● **WHAT IS NEEDED**
The required result is each line of the entries below containing the string "Laufwerke".

---

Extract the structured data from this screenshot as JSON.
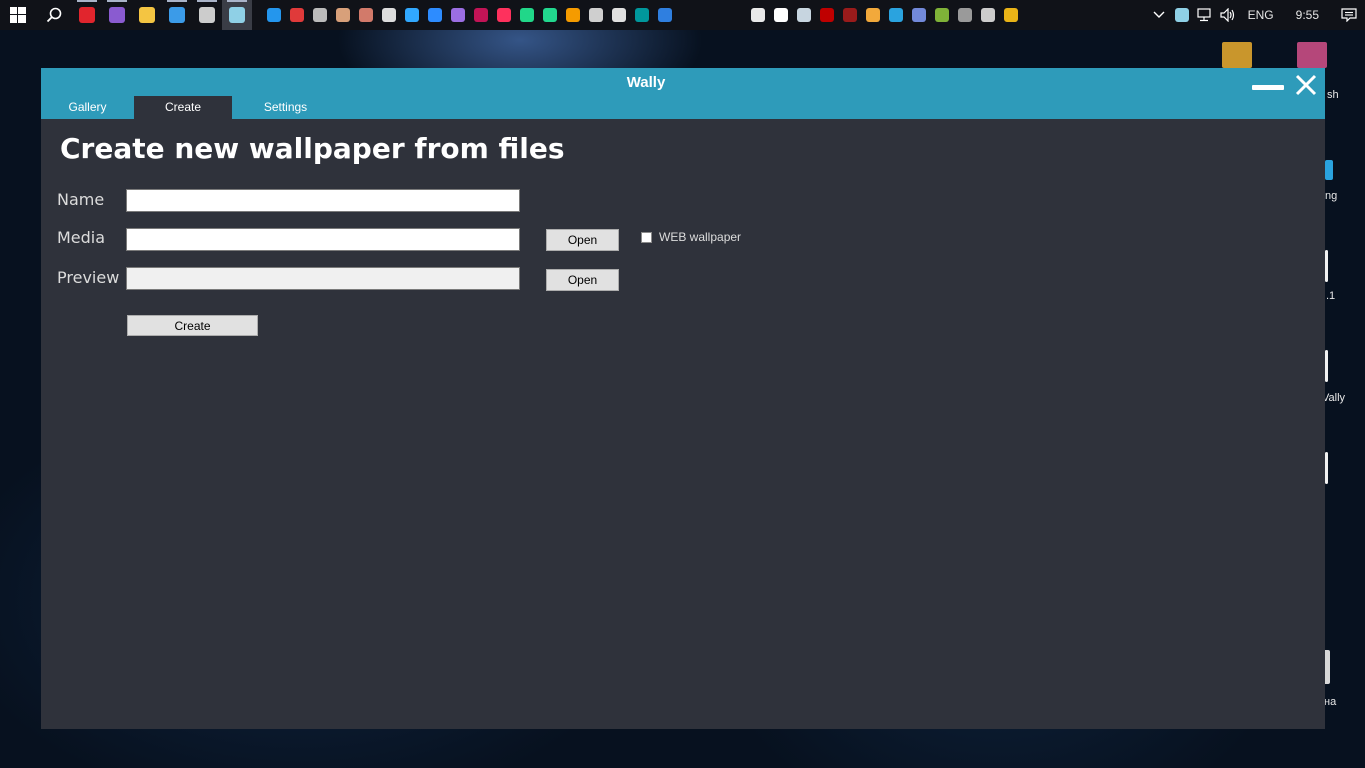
{
  "taskbar": {
    "start_icon": "windows-logo-icon",
    "search_icon": "search-icon",
    "pinned": [
      {
        "name": "opera-icon",
        "color": "#e1252d",
        "running": true
      },
      {
        "name": "visual-studio-icon",
        "color": "#8a5bd0",
        "running": true
      },
      {
        "name": "file-explorer-icon",
        "color": "#f4c542",
        "running": false
      },
      {
        "name": "internet-explorer-icon",
        "color": "#3b9be8",
        "running": true
      },
      {
        "name": "terminal-icon",
        "color": "#cccccc",
        "running": true
      },
      {
        "name": "wally-app-icon",
        "color": "#8fd0e6",
        "running": true,
        "active": true
      }
    ],
    "apps": [
      {
        "name": "docker-icon",
        "color": "#2496ed"
      },
      {
        "name": "git-icon",
        "color": "#e03a3a"
      },
      {
        "name": "clock-app-icon",
        "color": "#bbbbbb"
      },
      {
        "name": "app-icon-1",
        "color": "#d8a07a"
      },
      {
        "name": "app-icon-2",
        "color": "#d27a6a"
      },
      {
        "name": "copy-app-icon",
        "color": "#dddddd"
      },
      {
        "name": "photoshop-icon",
        "color": "#31a8ff"
      },
      {
        "name": "zoom-icon",
        "color": "#2d8cff"
      },
      {
        "name": "visual-studio-code-icon",
        "color": "#9b6ee3"
      },
      {
        "name": "rider-icon",
        "color": "#c21456"
      },
      {
        "name": "intellij-icon",
        "color": "#fe315d"
      },
      {
        "name": "pycharm-icon",
        "color": "#21d789"
      },
      {
        "name": "clion-icon",
        "color": "#22d88f"
      },
      {
        "name": "virtualbox-icon",
        "color": "#f59b00"
      },
      {
        "name": "image-viewer-icon",
        "color": "#cfcfcf"
      },
      {
        "name": "unity-icon",
        "color": "#e0e0e0"
      },
      {
        "name": "arduino-icon",
        "color": "#00979c"
      },
      {
        "name": "blue-app-icon",
        "color": "#2f7fe0"
      }
    ],
    "tray_apps": [
      {
        "name": "chrome-icon",
        "color": "#e9e9e9"
      },
      {
        "name": "wave-app-icon",
        "color": "#ffffff"
      },
      {
        "name": "steam-icon",
        "color": "#c7d5e0"
      },
      {
        "name": "filezilla-icon",
        "color": "#bf0000"
      },
      {
        "name": "vim-icon",
        "color": "#9a1b1b"
      },
      {
        "name": "chess-app-icon",
        "color": "#f2a93b"
      },
      {
        "name": "telegram-icon",
        "color": "#2aa3df"
      },
      {
        "name": "discord-icon",
        "color": "#7289da"
      },
      {
        "name": "minecraft-icon",
        "color": "#7fb238"
      },
      {
        "name": "app-icon-3",
        "color": "#9a9a9a"
      },
      {
        "name": "gear-app-icon",
        "color": "#cccccc"
      },
      {
        "name": "yellow-app-icon",
        "color": "#e9b317"
      }
    ],
    "tray": {
      "chevron_icon": "chevron-up-icon",
      "language": "ENG",
      "time": "9:55"
    }
  },
  "desktop_fragments": {
    "label_1": "sh",
    "label_2": "ng",
    "label_3": ".1",
    "label_4": "Vally",
    "label_5": "на"
  },
  "window": {
    "title": "Wally",
    "tabs": [
      {
        "label": "Gallery",
        "active": false
      },
      {
        "label": "Create",
        "active": true
      },
      {
        "label": "Settings",
        "active": false
      }
    ],
    "page_title": "Create new wallpaper from files",
    "fields": {
      "name_label": "Name",
      "name_value": "",
      "media_label": "Media",
      "media_value": "",
      "preview_label": "Preview",
      "preview_value": ""
    },
    "buttons": {
      "media_open": "Open",
      "preview_open": "Open",
      "create": "Create"
    },
    "web_wallpaper_label": "WEB wallpaper",
    "web_wallpaper_checked": false,
    "colors": {
      "titlebar": "#2e9bba",
      "background": "#2f323b",
      "text": "#ffffff"
    }
  }
}
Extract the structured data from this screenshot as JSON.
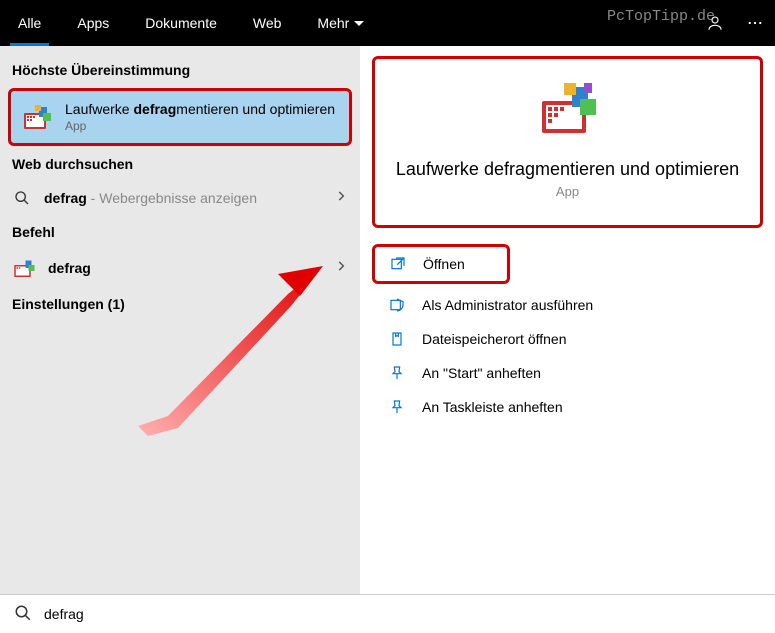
{
  "header": {
    "tabs": {
      "all": "Alle",
      "apps": "Apps",
      "documents": "Dokumente",
      "web": "Web",
      "more": "Mehr"
    },
    "watermark": "PcTopTipp.de"
  },
  "left": {
    "best_match_header": "Höchste Übereinstimmung",
    "best_match": {
      "title_pre": "Laufwerke ",
      "title_bold": "defrag",
      "title_post": "mentieren und optimieren",
      "subtitle": "App"
    },
    "web_header": "Web durchsuchen",
    "web_item": {
      "query": "defrag",
      "hint": " - Webergebnisse anzeigen"
    },
    "command_header": "Befehl",
    "command_item": {
      "label": "defrag"
    },
    "settings_header": "Einstellungen (1)"
  },
  "right": {
    "title": "Laufwerke defragmentieren und optimieren",
    "subtitle": "App",
    "actions": {
      "open": "Öffnen",
      "run_admin": "Als Administrator ausführen",
      "open_location": "Dateispeicherort öffnen",
      "pin_start": "An \"Start\" anheften",
      "pin_taskbar": "An Taskleiste anheften"
    }
  },
  "search": {
    "value": "defrag"
  }
}
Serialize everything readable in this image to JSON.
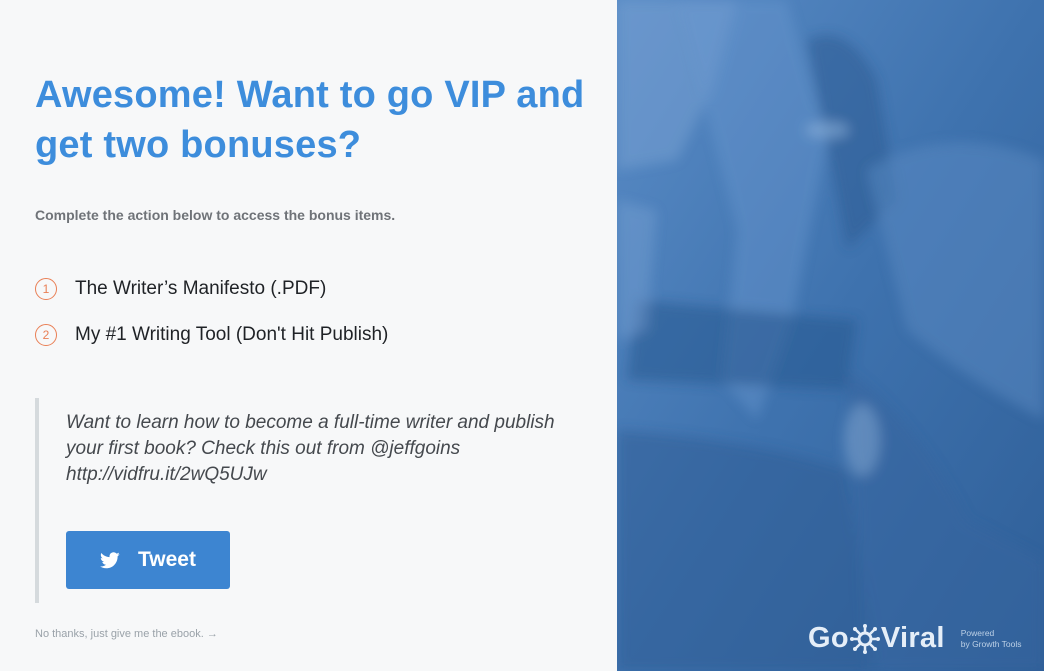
{
  "headline": "Awesome! Want to go VIP and get two bonuses?",
  "subtitle": "Complete the action below to access the bonus items.",
  "bonuses": [
    {
      "number": "1",
      "label": "The Writer’s Manifesto (.PDF)"
    },
    {
      "number": "2",
      "label": "My #1 Writing Tool (Don't Hit Publish)"
    }
  ],
  "tweet": {
    "text": "Want to learn how to become a full-time writer and publish your first book? Check this out from @jeffgoins http://vidfru.it/2wQ5UJw",
    "button_label": "Tweet",
    "button_icon": "twitter-bird-icon"
  },
  "decline_link": "No thanks, just give me the ebook. →",
  "brand": {
    "logo_part1": "Go",
    "logo_part2": "Viral",
    "powered_line1": "Powered",
    "powered_line2": "by Growth Tools"
  },
  "colors": {
    "accent_blue": "#3d8ddc",
    "button_blue": "#3d85d1",
    "number_orange": "#e97f55",
    "photo_tint": "#3f72ad"
  }
}
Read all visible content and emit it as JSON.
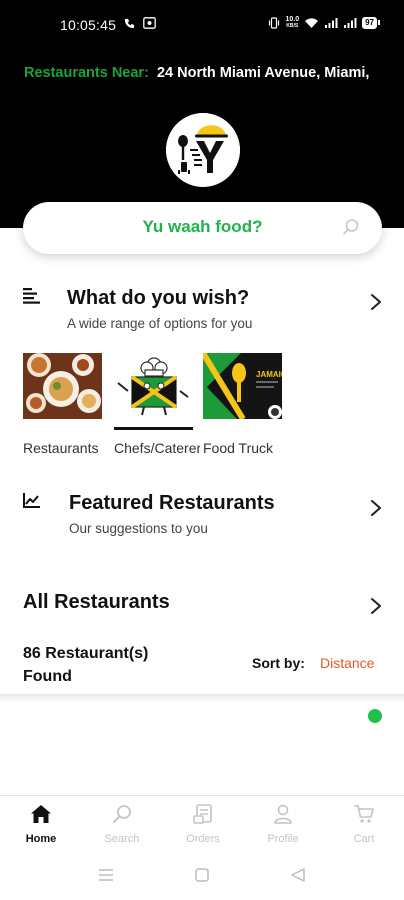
{
  "status_bar": {
    "time": "10:05:45",
    "network_speed_top": "10.0",
    "network_speed_bottom": "KB/S",
    "battery": "97"
  },
  "header": {
    "near_label": "Restaurants Near:",
    "address": "24 North Miami Avenue, Miami,"
  },
  "search": {
    "prompt": "Yu waah food?"
  },
  "wish_section": {
    "title": "What do you wish?",
    "subtitle": "A wide range of options for you"
  },
  "categories": [
    {
      "label": "Restaurants",
      "selected": false
    },
    {
      "label": "Chefs/Caterers",
      "selected": true
    },
    {
      "label": "Food Truck",
      "selected": false
    }
  ],
  "featured_section": {
    "title": "Featured Restaurants",
    "subtitle": "Our suggestions to you"
  },
  "all_section": {
    "title": "All Restaurants",
    "found_count": "86 Restaurant(s)",
    "found_word": "Found",
    "sort_label": "Sort by:",
    "sort_value": "Distance"
  },
  "food_truck_card": {
    "banner_text": "JAMAICA"
  },
  "bottom_nav": [
    {
      "label": "Home",
      "icon": "home-icon",
      "active": true
    },
    {
      "label": "Search",
      "icon": "search-icon",
      "active": false
    },
    {
      "label": "Orders",
      "icon": "orders-icon",
      "active": false
    },
    {
      "label": "Profile",
      "icon": "profile-icon",
      "active": false
    },
    {
      "label": "Cart",
      "icon": "cart-icon",
      "active": false
    }
  ],
  "colors": {
    "brand_green": "#22b14c",
    "accent_orange": "#e0592a",
    "online_dot": "#22c04b",
    "header_bg": "#000000"
  }
}
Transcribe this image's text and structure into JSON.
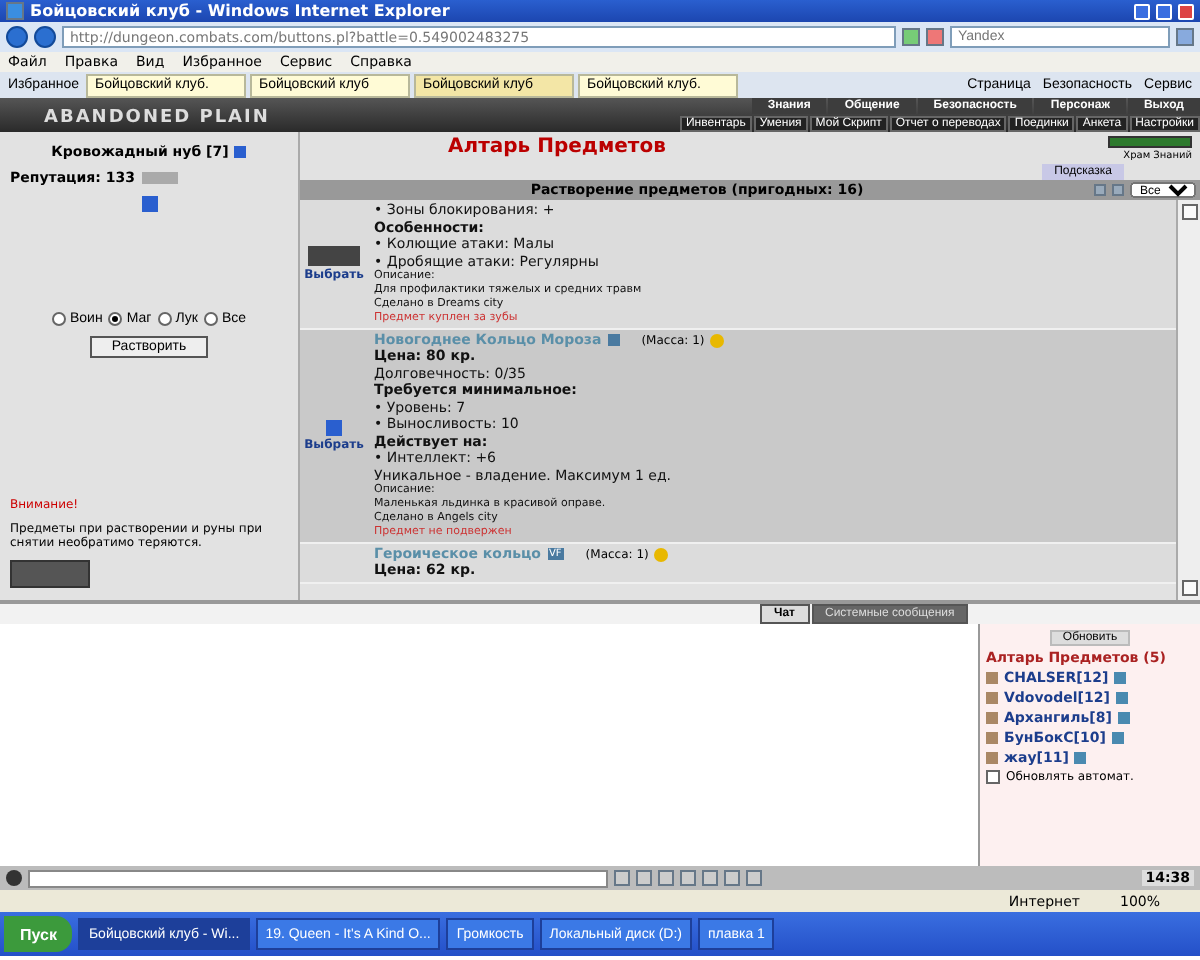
{
  "window": {
    "title": "Бойцовский клуб - Windows Internet Explorer"
  },
  "address_bar": {
    "url": "http://dungeon.combats.com/buttons.pl?battle=0.549002483275",
    "search_placeholder": "Yandex"
  },
  "menu": [
    "Файл",
    "Правка",
    "Вид",
    "Избранное",
    "Сервис",
    "Справка"
  ],
  "favorites": {
    "label": "Избранное"
  },
  "tabs": [
    {
      "label": "Бойцовский клуб.",
      "selected": false
    },
    {
      "label": "Бойцовский клуб",
      "selected": false
    },
    {
      "label": "Бойцовский клуб",
      "selected": true
    },
    {
      "label": "Бойцовский клуб.",
      "selected": false
    }
  ],
  "tools": [
    "Страница",
    "Безопасность",
    "Сервис"
  ],
  "game_header": {
    "logo": "ABANDONED PLAIN",
    "nav_top": [
      "Знания",
      "Общение",
      "Безопасность",
      "Персонаж",
      "Выход"
    ],
    "nav_bottom": [
      "Инвентарь",
      "Умения",
      "Мой Скрипт",
      "Отчет о переводах",
      "Поединки",
      "Анкета",
      "Настройки"
    ]
  },
  "character": {
    "name": "Кровожадный нуб",
    "level": "[7]",
    "reputation": "Репутация: 133",
    "filters": [
      {
        "label": "Воин",
        "selected": false
      },
      {
        "label": "Маг",
        "selected": true
      },
      {
        "label": "Лук",
        "selected": false
      },
      {
        "label": "Все",
        "selected": false
      }
    ],
    "button": "Растворить",
    "warning_title": "Внимание!",
    "warning": "Предметы при растворении и руны при снятии необратимо теряются."
  },
  "altar": {
    "title": "Алтарь Предметов",
    "location": "Храм Знаний",
    "hint_button": "Подсказка",
    "list_title": "Растворение предметов (пригодных: 16)",
    "filter": "Все",
    "items": [
      {
        "selected": false,
        "select_label": "Выбрать",
        "lines": [
          {
            "kind": "normal",
            "text": "• Зоны блокирования: +"
          },
          {
            "kind": "bold",
            "text": "Особенности:"
          },
          {
            "kind": "normal",
            "text": "• Колющие атаки: Малы"
          },
          {
            "kind": "normal",
            "text": "• Дробящие атаки: Регулярны"
          },
          {
            "kind": "small",
            "text": "Описание:"
          },
          {
            "kind": "small",
            "text": "Для профилактики тяжелых и средних травм"
          },
          {
            "kind": "small",
            "text": "Сделано в Dreams city"
          },
          {
            "kind": "note",
            "text": "Предмет куплен за зубы"
          }
        ]
      },
      {
        "selected": true,
        "name": "Новогоднее Кольцо Мороза",
        "mass": "(Масса: 1)",
        "select_label": "Выбрать",
        "lines": [
          {
            "kind": "bold",
            "text": "Цена: 80 кр."
          },
          {
            "kind": "normal",
            "text": "Долговечность: 0/35"
          },
          {
            "kind": "bold",
            "text": "Требуется минимальное:"
          },
          {
            "kind": "normal",
            "text": "• Уровень: 7"
          },
          {
            "kind": "normal",
            "text": "• Выносливость: 10"
          },
          {
            "kind": "bold",
            "text": "Действует на:"
          },
          {
            "kind": "normal",
            "text": "• Интеллект: +6"
          },
          {
            "kind": "normal",
            "text": "Уникальное - владение. Максимум 1 ед."
          },
          {
            "kind": "small",
            "text": "Описание:"
          },
          {
            "kind": "small",
            "text": "Маленькая льдинка в красивой оправе."
          },
          {
            "kind": "small",
            "text": "Сделано в Angels city"
          },
          {
            "kind": "note",
            "text": "Предмет не подвержен"
          }
        ]
      },
      {
        "selected": false,
        "name": "Героическое кольцо",
        "badge": "VF",
        "mass": "(Масса: 1)",
        "lines": [
          {
            "kind": "bold",
            "text": "Цена: 62 кр."
          }
        ]
      }
    ]
  },
  "chat": {
    "tabs": [
      {
        "label": "Чат",
        "selected": true
      },
      {
        "label": "Системные сообщения",
        "selected": false
      }
    ]
  },
  "online": {
    "refresh": "Обновить",
    "title": "Алтарь Предметов (5)",
    "users": [
      {
        "name": "CHALSER",
        "level": "[12]"
      },
      {
        "name": "Vdovodel",
        "level": "[12]"
      },
      {
        "name": "Архангиль",
        "level": "[8]"
      },
      {
        "name": "БунБокС",
        "level": "[10]"
      },
      {
        "name": "жау",
        "level": "[11]"
      }
    ],
    "auto_refresh": {
      "label": "Обновлять автомат.",
      "checked": false
    }
  },
  "clock": "14:38",
  "status_bar": {
    "zone": "Интернет",
    "zoom": "100%"
  },
  "taskbar": {
    "start": "Пуск",
    "tasks": [
      {
        "label": "Бойцовский клуб - Wi...",
        "selected": true
      },
      {
        "label": "19. Queen - It's A Kind O...",
        "selected": false
      },
      {
        "label": "Громкость",
        "selected": false
      },
      {
        "label": "Локальный диск (D:)",
        "selected": false
      },
      {
        "label": "плавка 1",
        "selected": false
      }
    ]
  }
}
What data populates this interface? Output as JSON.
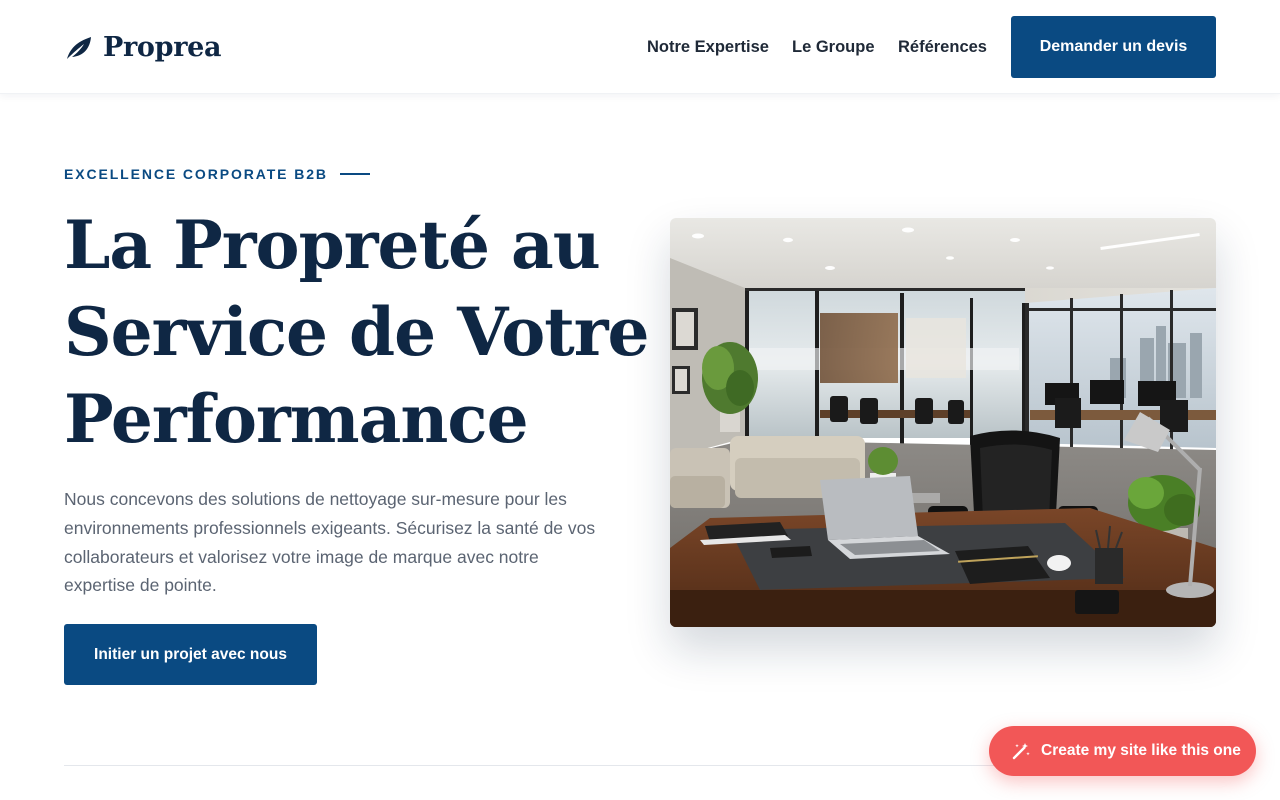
{
  "header": {
    "brand": "Proprea",
    "logo_icon": "leaf-icon",
    "nav": [
      {
        "label": "Notre Expertise"
      },
      {
        "label": "Le Groupe"
      },
      {
        "label": "Références"
      }
    ],
    "cta_label": "Demander un devis"
  },
  "hero": {
    "eyebrow": "EXCELLENCE CORPORATE B2B",
    "title_lines": [
      "La Propreté au",
      "Service de Votre",
      "Performance"
    ],
    "description": "Nous concevons des solutions de nettoyage sur-mesure pour les environnements professionnels exigeants. Sécurisez la santé de vos collaborateurs et valorisez votre image de marque avec notre expertise de pointe.",
    "cta_label": "Initier un projet avec nous",
    "image_subject": "modern corporate office with glass partitions, executive desk, leather chair, lounge sofas and city view"
  },
  "floating_cta": {
    "label": "Create my site like this one",
    "icon": "magic-wand-icon"
  },
  "colors": {
    "navy": "#0f2744",
    "primary": "#0a4a82",
    "text_muted": "#5b6472",
    "floating_accent": "#f25757",
    "divider": "#e4e7ec"
  }
}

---

● **RESPONSE TO THIS TASK**
      "title_pre": "Laufwerke ",
    "title": "Laufwerke defragmentieren und optimieren",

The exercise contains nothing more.